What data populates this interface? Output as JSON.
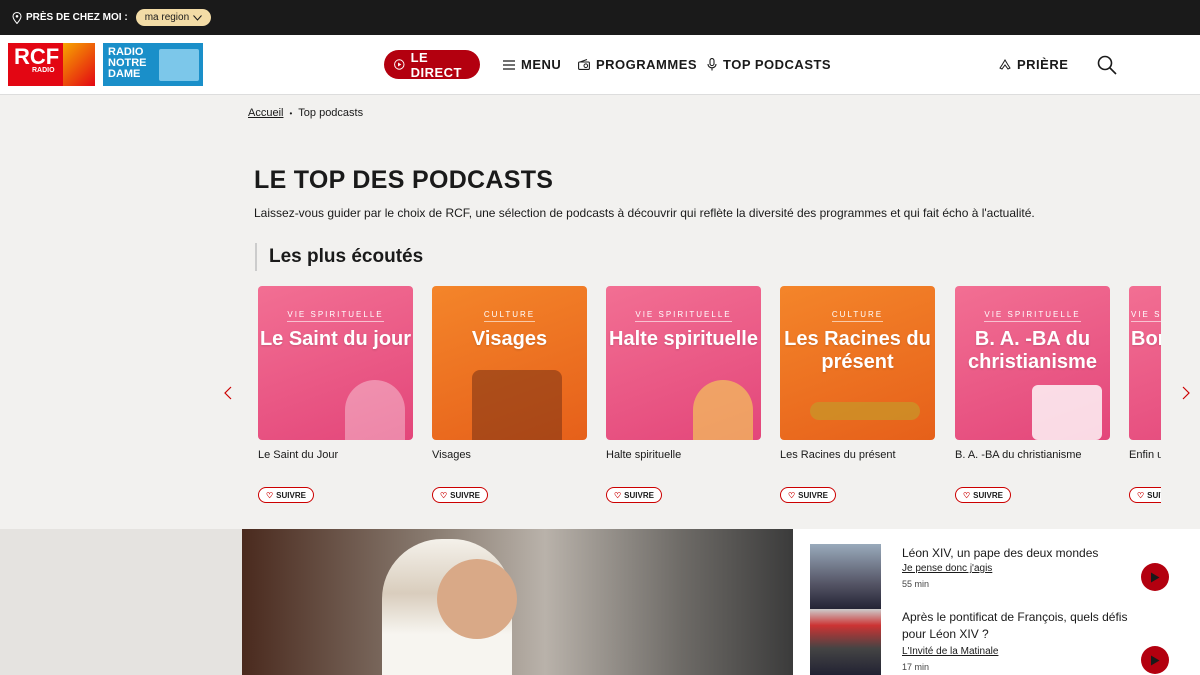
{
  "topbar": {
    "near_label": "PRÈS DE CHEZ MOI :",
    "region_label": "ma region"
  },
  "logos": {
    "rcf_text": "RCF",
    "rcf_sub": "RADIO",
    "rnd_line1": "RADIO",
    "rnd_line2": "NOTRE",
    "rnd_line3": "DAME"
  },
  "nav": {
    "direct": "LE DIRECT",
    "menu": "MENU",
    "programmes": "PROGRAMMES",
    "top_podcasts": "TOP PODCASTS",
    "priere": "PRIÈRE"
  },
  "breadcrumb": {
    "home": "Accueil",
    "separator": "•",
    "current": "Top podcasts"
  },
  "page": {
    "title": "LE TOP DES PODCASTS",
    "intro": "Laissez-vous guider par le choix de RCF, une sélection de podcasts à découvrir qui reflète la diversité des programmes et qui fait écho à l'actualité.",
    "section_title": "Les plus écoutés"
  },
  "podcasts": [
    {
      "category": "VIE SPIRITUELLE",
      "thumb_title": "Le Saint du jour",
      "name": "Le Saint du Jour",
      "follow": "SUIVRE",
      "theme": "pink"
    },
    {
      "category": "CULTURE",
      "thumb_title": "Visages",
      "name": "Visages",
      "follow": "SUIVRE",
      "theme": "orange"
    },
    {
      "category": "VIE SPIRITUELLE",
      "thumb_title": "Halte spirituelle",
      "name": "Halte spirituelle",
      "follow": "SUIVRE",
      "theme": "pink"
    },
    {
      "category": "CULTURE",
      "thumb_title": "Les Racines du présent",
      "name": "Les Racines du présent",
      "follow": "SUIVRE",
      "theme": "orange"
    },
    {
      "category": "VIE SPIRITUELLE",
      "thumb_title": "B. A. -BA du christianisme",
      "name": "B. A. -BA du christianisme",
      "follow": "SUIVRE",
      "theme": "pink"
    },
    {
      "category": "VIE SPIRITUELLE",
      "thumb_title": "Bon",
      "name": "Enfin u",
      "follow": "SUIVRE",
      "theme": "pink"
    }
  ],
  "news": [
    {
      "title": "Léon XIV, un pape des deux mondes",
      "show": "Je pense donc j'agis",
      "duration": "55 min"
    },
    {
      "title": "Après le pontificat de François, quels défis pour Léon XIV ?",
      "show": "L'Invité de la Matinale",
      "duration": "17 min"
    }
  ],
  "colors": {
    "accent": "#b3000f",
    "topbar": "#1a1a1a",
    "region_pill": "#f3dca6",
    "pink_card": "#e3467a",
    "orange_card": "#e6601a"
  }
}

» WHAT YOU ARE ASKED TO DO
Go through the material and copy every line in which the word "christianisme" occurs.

» SOLUTION BELOW
      "thumb_title": "B. A. -BA du christianisme",
      "name": "B. A. -BA du christianisme",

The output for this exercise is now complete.